WORK ORDER
Set down every record below exactly as it stands, with the pictures omitted.

═══ DATA IN THIS EXERCISE ═══

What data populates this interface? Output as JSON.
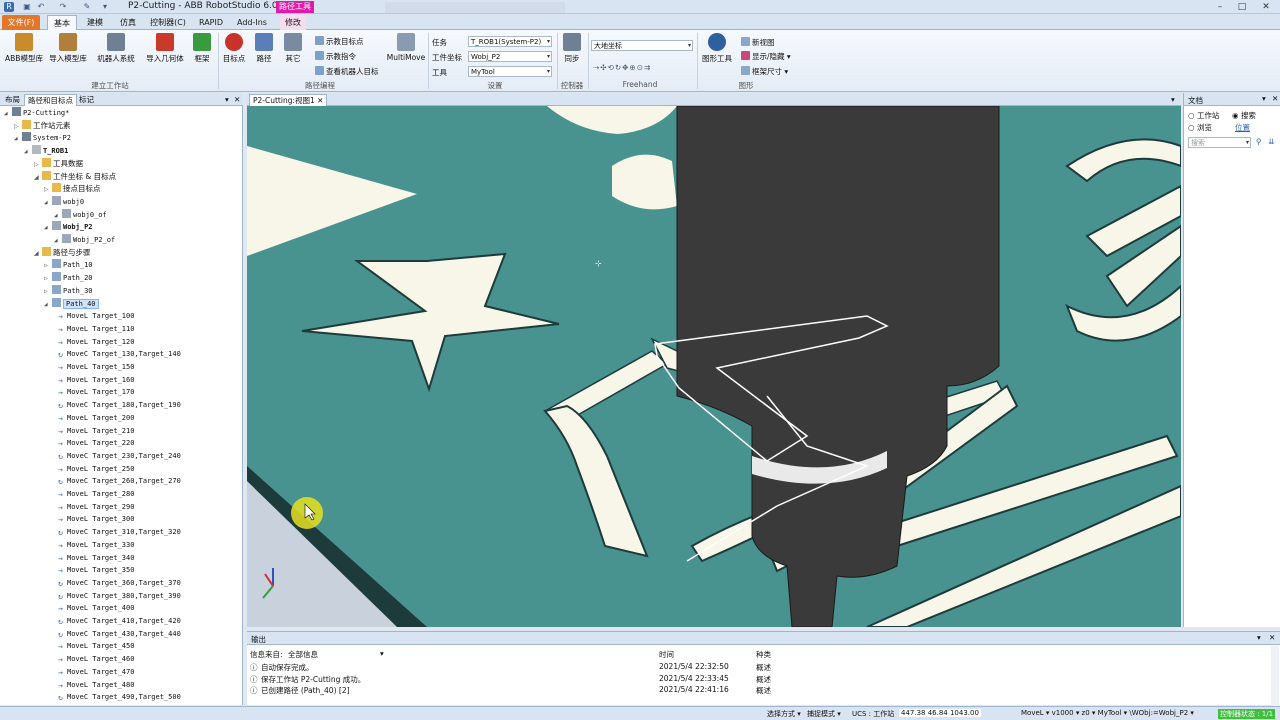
{
  "window": {
    "title": "P2-Cutting - ABB RobotStudio 6.08",
    "context_tab": "路径工具"
  },
  "tabs": [
    "文件(F)",
    "基本",
    "建模",
    "仿真",
    "控制器(C)",
    "RAPID",
    "Add-Ins",
    "修改"
  ],
  "ribbon": {
    "buttons": [
      "ABB模型库",
      "导入模型库",
      "机器人系统",
      "导入几何体",
      "框架",
      "目标点",
      "路径",
      "其它",
      "MultiMove",
      "同步",
      "图形工具"
    ],
    "small_items": [
      "示教目标点",
      "示教指令",
      "查看机器人目标",
      "新视图",
      "显示/隐藏",
      "框架尺寸"
    ],
    "groups": [
      "建立工作站",
      "路径编程",
      "设置",
      "控制器",
      "Freehand",
      "图形"
    ],
    "settings": {
      "task_label": "任务",
      "task_value": "T_ROB1(System-P2)",
      "wobj_label": "工件坐标",
      "wobj_value": "Wobj_P2",
      "tool_label": "工具",
      "tool_value": "MyTool",
      "coord_value": "大地坐标"
    }
  },
  "left_panel": {
    "tabs": [
      "布局",
      "路径和目标点",
      "标记"
    ],
    "tree_top": [
      {
        "text": "P2-Cutting*",
        "level": 0
      },
      {
        "text": "工作站元素",
        "level": 1
      },
      {
        "text": "System-P2",
        "level": 1
      },
      {
        "text": "T_ROB1",
        "level": 2,
        "bold": true
      },
      {
        "text": "工具数据",
        "level": 3
      },
      {
        "text": "工件坐标 & 目标点",
        "level": 3
      },
      {
        "text": "接点目标点",
        "level": 4
      },
      {
        "text": "wobj0",
        "level": 4
      },
      {
        "text": "wobj0_of",
        "level": 5
      },
      {
        "text": "Wobj_P2",
        "level": 4,
        "bold": true
      },
      {
        "text": "Wobj_P2_of",
        "level": 5
      },
      {
        "text": "路径与步骤",
        "level": 3
      },
      {
        "text": "Path_10",
        "level": 4
      },
      {
        "text": "Path_20",
        "level": 4
      },
      {
        "text": "Path_30",
        "level": 4
      },
      {
        "text": "Path_40",
        "level": 4,
        "selected": true
      }
    ],
    "moves": [
      "MoveL Target_100",
      "MoveL Target_110",
      "MoveL Target_120",
      "MoveC Target_130,Target_140",
      "MoveL Target_150",
      "MoveL Target_160",
      "MoveL Target_170",
      "MoveC Target_180,Target_190",
      "MoveL Target_200",
      "MoveL Target_210",
      "MoveL Target_220",
      "MoveC Target_230,Target_240",
      "MoveL Target_250",
      "MoveC Target_260,Target_270",
      "MoveL Target_280",
      "MoveL Target_290",
      "MoveL Target_300",
      "MoveC Target_310,Target_320",
      "MoveL Target_330",
      "MoveL Target_340",
      "MoveL Target_350",
      "MoveC Target_360,Target_370",
      "MoveC Target_380,Target_390",
      "MoveL Target_400",
      "MoveC Target_410,Target_420",
      "MoveC Target_430,Target_440",
      "MoveL Target_450",
      "MoveL Target_460",
      "MoveL Target_470",
      "MoveL Target_480",
      "MoveC Target_490,Target_500"
    ]
  },
  "viewport": {
    "tab": "P2-Cutting:视图1"
  },
  "doc_panel": {
    "title": "文档",
    "radio_station": "工作站",
    "radio_search": "搜索",
    "radio_browse": "浏览",
    "link_location": "位置",
    "search_placeholder": "搜索"
  },
  "output": {
    "title": "输出",
    "source_label": "信息来自:",
    "source_value": "全部信息",
    "col_time": "时间",
    "col_type": "种类",
    "rows": [
      {
        "msg": "自动保存完成。",
        "time": "2021/5/4 22:32:50",
        "type": "概述"
      },
      {
        "msg": "保存工作站 P2-Cutting 成功。",
        "time": "2021/5/4 22:33:45",
        "type": "概述"
      },
      {
        "msg": "已创建路径 (Path_40) [2]",
        "time": "2021/5/4 22:41:16",
        "type": "概述"
      }
    ]
  },
  "status": {
    "select_mode": "选择方式 ▾",
    "snap_mode": "捕捉模式 ▾",
    "ucs": "UCS : 工作站",
    "coords": "447.38   46.84   1043.00",
    "instr": "MoveL ▾  v1000 ▾  z0 ▾  MyTool ▾  \\WObj:=Wobj_P2 ▾",
    "controller_status": "控制器状态 : 1/1"
  },
  "colors": {
    "board": "#489290",
    "letters": "#f8f6e8",
    "tool": "#3a3a3a",
    "accent": "#e4762a"
  }
}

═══

OUTPUT OF THE TASK
What data populates this interface? Output as JSON.
{
  "window": {
    "title": "P2-Cutting - ABB RobotStudio 6.08",
    "context_tab": "路径工具"
  },
  "tabs": [
    "文件(F)",
    "基本",
    "建模",
    "仿真",
    "控制器(C)",
    "RAPID",
    "Add-Ins",
    "修改"
  ],
  "ribbon": {
    "buttons": [
      "ABB模型库",
      "导入模型库",
      "机器人系统",
      "导入几何体",
      "框架",
      "目标点",
      "路径",
      "其它",
      "MultiMove",
      "同步",
      "图形工具"
    ],
    "small_items": [
      "示教目标点",
      "示教指令",
      "查看机器人目标",
      "新视图",
      "显示/隐藏",
      "框架尺寸"
    ],
    "groups": [
      "建立工作站",
      "路径编程",
      "设置",
      "控制器",
      "Freehand",
      "图形"
    ],
    "settings": {
      "task_label": "任务",
      "task_value": "T_ROB1(System-P2)",
      "wobj_label": "工件坐标",
      "wobj_value": "Wobj_P2",
      "tool_label": "工具",
      "tool_value": "MyTool",
      "coord_value": "大地坐标"
    }
  },
  "left_panel": {
    "tabs": [
      "布局",
      "路径和目标点",
      "标记"
    ],
    "tree_top": [
      {
        "text": "P2-Cutting*",
        "level": 0
      },
      {
        "text": "工作站元素",
        "level": 1
      },
      {
        "text": "System-P2",
        "level": 1
      },
      {
        "text": "T_ROB1",
        "level": 2,
        "bold": true
      },
      {
        "text": "工具数据",
        "level": 3
      },
      {
        "text": "工件坐标 & 目标点",
        "level": 3
      },
      {
        "text": "接点目标点",
        "level": 4
      },
      {
        "text": "wobj0",
        "level": 4
      },
      {
        "text": "wobj0_of",
        "level": 5
      },
      {
        "text": "Wobj_P2",
        "level": 4,
        "bold": true
      },
      {
        "text": "Wobj_P2_of",
        "level": 5
      },
      {
        "text": "路径与步骤",
        "level": 3
      },
      {
        "text": "Path_10",
        "level": 4
      },
      {
        "text": "Path_20",
        "level": 4
      },
      {
        "text": "Path_30",
        "level": 4
      },
      {
        "text": "Path_40",
        "level": 4,
        "selected": true
      }
    ],
    "moves": [
      "MoveL Target_100",
      "MoveL Target_110",
      "MoveL Target_120",
      "MoveC Target_130,Target_140",
      "MoveL Target_150",
      "MoveL Target_160",
      "MoveL Target_170",
      "MoveC Target_180,Target_190",
      "MoveL Target_200",
      "MoveL Target_210",
      "MoveL Target_220",
      "MoveC Target_230,Target_240",
      "MoveL Target_250",
      "MoveC Target_260,Target_270",
      "MoveL Target_280",
      "MoveL Target_290",
      "MoveL Target_300",
      "MoveC Target_310,Target_320",
      "MoveL Target_330",
      "MoveL Target_340",
      "MoveL Target_350",
      "MoveC Target_360,Target_370",
      "MoveC Target_380,Target_390",
      "MoveL Target_400",
      "MoveC Target_410,Target_420",
      "MoveC Target_430,Target_440",
      "MoveL Target_450",
      "MoveL Target_460",
      "MoveL Target_470",
      "MoveL Target_480",
      "MoveC Target_490,Target_500"
    ]
  },
  "viewport": {
    "tab": "P2-Cutting:视图1"
  },
  "doc_panel": {
    "title": "文档",
    "radio_station": "工作站",
    "radio_search": "搜索",
    "radio_browse": "浏览",
    "link_location": "位置",
    "search_placeholder": "搜索"
  },
  "output": {
    "title": "输出",
    "source_label": "信息来自:",
    "source_value": "全部信息",
    "col_time": "时间",
    "col_type": "种类",
    "rows": [
      {
        "msg": "自动保存完成。",
        "time": "2021/5/4 22:32:50",
        "type": "概述"
      },
      {
        "msg": "保存工作站 P2-Cutting 成功。",
        "time": "2021/5/4 22:33:45",
        "type": "概述"
      },
      {
        "msg": "已创建路径 (Path_40) [2]",
        "time": "2021/5/4 22:41:16",
        "type": "概述"
      }
    ]
  },
  "status": {
    "select_mode": "选择方式 ▾",
    "snap_mode": "捕捉模式 ▾",
    "ucs": "UCS : 工作站",
    "coords": "447.38   46.84   1043.00",
    "instr": "MoveL ▾  v1000 ▾  z0 ▾  MyTool ▾  \\WObj:=Wobj_P2 ▾",
    "controller_status": "控制器状态 : 1/1"
  },
  "colors": {
    "board": "#489290",
    "letters": "#f8f6e8",
    "tool": "#3a3a3a",
    "accent": "#e4762a"
  }
}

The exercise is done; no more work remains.